Exercise brief -
Look for "JSON" in every line of the listing. Copy the lines that have it.

++++++

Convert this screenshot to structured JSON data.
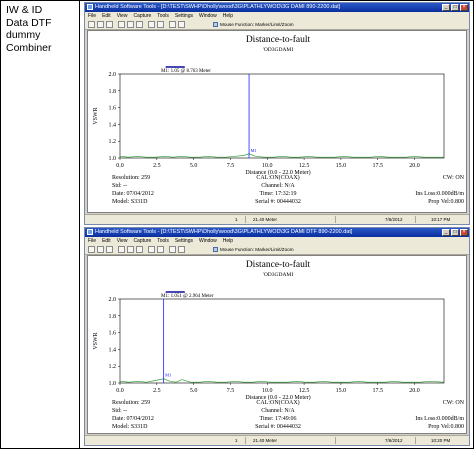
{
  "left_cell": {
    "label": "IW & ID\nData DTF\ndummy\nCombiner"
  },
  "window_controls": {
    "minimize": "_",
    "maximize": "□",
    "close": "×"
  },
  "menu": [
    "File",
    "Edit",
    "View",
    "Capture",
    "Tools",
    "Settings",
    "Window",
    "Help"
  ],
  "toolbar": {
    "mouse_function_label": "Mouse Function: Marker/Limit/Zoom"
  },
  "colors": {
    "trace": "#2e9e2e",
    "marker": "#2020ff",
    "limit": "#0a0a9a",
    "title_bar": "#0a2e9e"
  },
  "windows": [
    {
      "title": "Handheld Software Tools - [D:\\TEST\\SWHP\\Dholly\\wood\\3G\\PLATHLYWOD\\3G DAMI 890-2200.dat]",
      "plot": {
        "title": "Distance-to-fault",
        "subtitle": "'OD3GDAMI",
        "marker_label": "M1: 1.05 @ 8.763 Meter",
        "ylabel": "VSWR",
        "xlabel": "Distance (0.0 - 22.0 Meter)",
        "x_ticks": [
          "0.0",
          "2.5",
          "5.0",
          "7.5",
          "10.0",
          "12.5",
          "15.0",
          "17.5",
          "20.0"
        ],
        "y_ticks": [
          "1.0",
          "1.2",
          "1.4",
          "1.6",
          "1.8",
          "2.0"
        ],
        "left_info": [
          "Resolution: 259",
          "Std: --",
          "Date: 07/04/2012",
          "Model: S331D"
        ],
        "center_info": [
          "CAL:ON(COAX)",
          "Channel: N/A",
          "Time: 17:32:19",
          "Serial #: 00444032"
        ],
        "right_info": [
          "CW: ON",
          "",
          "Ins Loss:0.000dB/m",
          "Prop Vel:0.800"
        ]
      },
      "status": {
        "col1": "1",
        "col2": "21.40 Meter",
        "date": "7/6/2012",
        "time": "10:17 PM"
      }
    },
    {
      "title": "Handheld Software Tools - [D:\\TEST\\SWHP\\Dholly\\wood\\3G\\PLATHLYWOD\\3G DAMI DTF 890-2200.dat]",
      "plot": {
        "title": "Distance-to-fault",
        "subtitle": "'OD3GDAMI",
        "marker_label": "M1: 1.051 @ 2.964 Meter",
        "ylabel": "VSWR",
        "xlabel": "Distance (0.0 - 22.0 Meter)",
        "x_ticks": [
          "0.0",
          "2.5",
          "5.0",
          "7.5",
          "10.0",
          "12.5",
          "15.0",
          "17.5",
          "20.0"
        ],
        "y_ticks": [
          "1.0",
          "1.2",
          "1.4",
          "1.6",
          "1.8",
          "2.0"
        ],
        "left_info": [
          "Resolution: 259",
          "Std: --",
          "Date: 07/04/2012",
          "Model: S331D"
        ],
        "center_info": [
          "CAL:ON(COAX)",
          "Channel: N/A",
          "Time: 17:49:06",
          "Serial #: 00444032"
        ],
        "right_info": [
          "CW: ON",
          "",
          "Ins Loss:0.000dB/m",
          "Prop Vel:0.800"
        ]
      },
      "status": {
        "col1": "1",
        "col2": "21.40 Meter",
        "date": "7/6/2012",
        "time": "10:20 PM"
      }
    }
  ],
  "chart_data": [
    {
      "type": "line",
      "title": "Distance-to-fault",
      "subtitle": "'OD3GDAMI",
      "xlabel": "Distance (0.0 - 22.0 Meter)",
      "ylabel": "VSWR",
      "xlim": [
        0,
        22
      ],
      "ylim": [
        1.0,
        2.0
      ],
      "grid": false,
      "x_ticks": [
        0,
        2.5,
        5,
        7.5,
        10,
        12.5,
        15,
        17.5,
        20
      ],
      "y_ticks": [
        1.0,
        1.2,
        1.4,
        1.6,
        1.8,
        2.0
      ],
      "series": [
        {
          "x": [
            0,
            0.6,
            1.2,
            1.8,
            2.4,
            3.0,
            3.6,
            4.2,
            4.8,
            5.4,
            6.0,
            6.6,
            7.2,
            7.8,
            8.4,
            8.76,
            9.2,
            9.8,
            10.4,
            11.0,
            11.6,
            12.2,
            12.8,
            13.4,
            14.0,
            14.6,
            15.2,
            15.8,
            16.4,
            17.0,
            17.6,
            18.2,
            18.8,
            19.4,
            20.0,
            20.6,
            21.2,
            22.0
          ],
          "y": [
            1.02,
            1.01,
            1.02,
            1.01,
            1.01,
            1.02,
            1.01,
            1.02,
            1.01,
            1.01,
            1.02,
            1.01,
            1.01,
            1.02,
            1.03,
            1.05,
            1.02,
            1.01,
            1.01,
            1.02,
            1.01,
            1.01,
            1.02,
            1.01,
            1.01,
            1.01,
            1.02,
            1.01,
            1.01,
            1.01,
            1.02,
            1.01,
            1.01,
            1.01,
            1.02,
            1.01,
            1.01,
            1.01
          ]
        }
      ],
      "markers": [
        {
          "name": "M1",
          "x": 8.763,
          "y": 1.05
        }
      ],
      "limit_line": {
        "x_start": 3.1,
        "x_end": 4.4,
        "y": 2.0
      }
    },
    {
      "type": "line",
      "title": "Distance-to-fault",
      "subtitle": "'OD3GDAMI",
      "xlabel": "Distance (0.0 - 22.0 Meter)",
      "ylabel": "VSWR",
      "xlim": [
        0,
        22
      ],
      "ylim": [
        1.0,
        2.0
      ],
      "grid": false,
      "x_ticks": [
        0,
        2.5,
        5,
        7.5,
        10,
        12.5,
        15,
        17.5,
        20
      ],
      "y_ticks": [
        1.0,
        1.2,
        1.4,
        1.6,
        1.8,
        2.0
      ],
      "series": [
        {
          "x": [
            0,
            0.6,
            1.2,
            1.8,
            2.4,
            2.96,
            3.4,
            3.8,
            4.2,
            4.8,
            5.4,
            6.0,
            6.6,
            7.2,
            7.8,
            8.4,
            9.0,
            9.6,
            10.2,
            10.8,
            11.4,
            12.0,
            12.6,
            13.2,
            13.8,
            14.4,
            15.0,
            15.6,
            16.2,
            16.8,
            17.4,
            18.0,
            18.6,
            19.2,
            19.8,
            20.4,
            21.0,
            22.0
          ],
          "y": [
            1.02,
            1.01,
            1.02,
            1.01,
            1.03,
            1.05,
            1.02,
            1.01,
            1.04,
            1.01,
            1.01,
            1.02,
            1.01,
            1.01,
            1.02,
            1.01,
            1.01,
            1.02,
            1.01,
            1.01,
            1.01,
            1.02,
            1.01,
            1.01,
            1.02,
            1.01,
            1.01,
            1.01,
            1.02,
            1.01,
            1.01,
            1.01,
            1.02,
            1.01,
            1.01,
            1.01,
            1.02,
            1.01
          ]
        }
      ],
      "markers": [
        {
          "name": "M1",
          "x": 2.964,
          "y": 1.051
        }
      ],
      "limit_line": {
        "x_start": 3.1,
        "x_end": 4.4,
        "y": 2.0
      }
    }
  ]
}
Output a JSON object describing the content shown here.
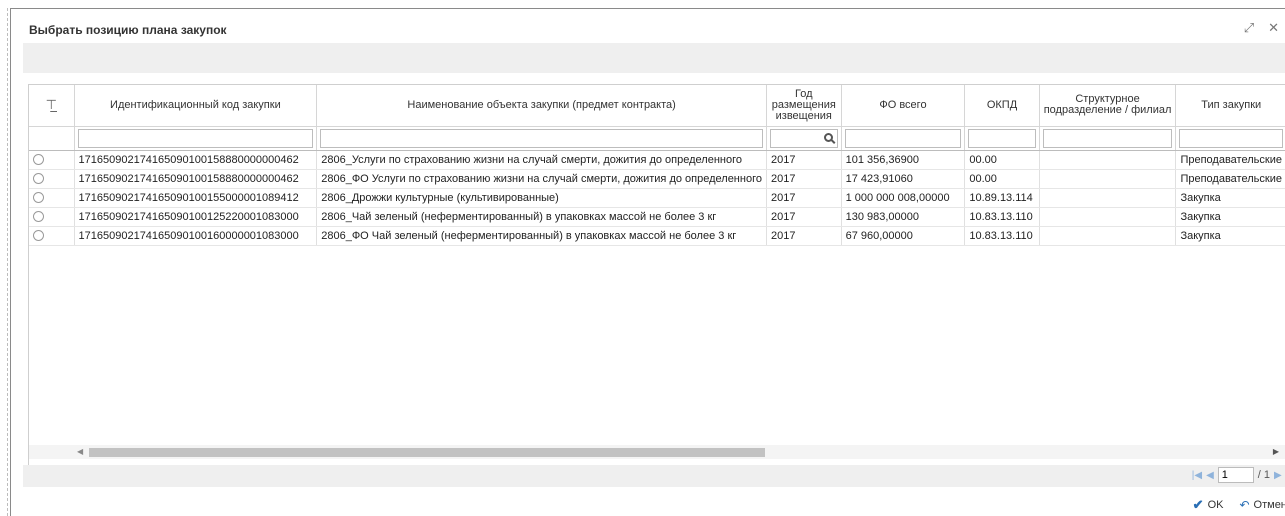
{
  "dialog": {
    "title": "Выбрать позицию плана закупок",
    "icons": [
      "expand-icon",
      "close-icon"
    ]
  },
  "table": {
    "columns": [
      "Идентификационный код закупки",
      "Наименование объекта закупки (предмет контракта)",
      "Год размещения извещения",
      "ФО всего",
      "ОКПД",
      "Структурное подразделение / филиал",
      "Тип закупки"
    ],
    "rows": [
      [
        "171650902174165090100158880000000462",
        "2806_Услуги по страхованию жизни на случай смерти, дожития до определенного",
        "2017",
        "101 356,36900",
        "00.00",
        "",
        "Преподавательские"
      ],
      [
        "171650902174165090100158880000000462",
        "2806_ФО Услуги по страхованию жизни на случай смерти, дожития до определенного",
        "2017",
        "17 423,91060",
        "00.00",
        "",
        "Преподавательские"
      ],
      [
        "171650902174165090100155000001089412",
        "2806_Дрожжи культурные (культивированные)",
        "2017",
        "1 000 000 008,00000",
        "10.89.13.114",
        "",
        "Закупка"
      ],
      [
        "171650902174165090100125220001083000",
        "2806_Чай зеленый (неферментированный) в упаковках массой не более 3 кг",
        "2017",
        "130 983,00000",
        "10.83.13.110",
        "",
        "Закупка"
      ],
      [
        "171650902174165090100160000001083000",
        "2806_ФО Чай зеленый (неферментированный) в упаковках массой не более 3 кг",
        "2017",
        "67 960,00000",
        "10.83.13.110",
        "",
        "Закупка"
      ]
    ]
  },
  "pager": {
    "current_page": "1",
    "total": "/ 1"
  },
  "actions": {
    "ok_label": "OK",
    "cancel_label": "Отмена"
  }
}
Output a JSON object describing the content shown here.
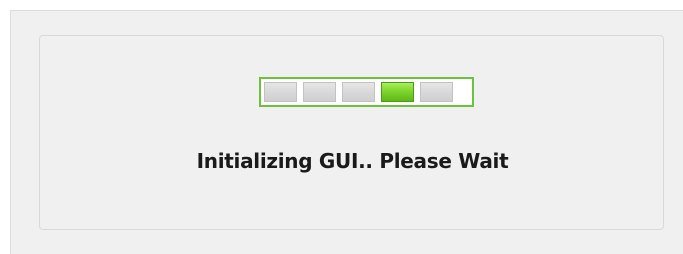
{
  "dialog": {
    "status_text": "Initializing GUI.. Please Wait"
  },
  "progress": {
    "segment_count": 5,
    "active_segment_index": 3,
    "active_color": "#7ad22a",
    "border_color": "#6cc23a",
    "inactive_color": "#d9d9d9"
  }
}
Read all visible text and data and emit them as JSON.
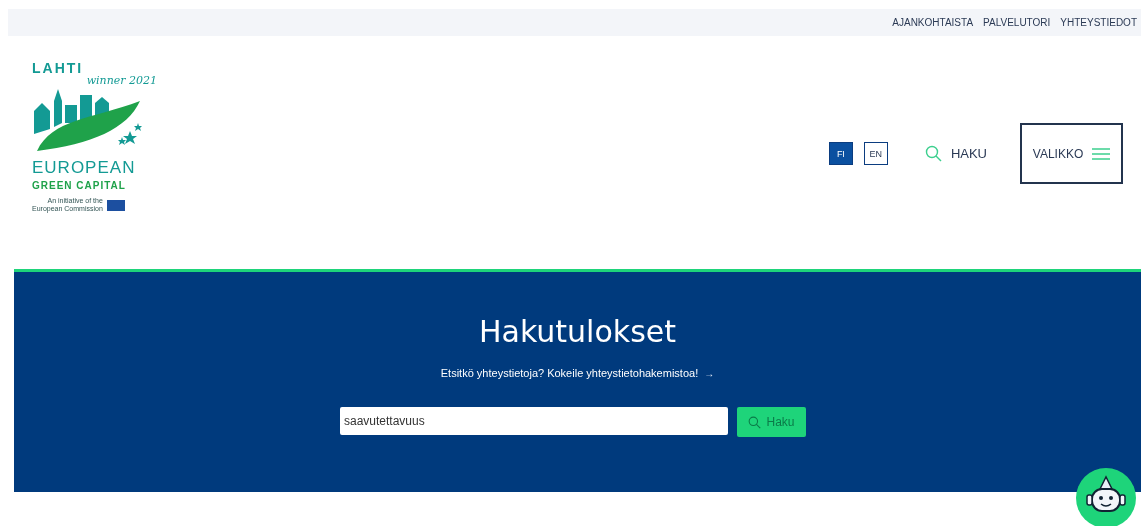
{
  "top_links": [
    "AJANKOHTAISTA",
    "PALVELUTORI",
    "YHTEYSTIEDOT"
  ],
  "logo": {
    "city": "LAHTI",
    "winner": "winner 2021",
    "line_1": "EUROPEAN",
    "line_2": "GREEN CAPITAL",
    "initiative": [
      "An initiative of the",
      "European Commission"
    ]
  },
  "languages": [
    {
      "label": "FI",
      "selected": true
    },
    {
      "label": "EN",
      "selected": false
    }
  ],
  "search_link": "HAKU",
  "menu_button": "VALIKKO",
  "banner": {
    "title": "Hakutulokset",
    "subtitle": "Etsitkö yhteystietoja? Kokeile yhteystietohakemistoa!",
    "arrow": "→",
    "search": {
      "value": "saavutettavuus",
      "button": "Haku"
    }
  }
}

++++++

Written reply -
Convert this screenshot to structured JSON data.
Output a JSON object describing the content shown here.
Output a JSON object describing the content shown here.
Read all visible text and data and emit them as JSON.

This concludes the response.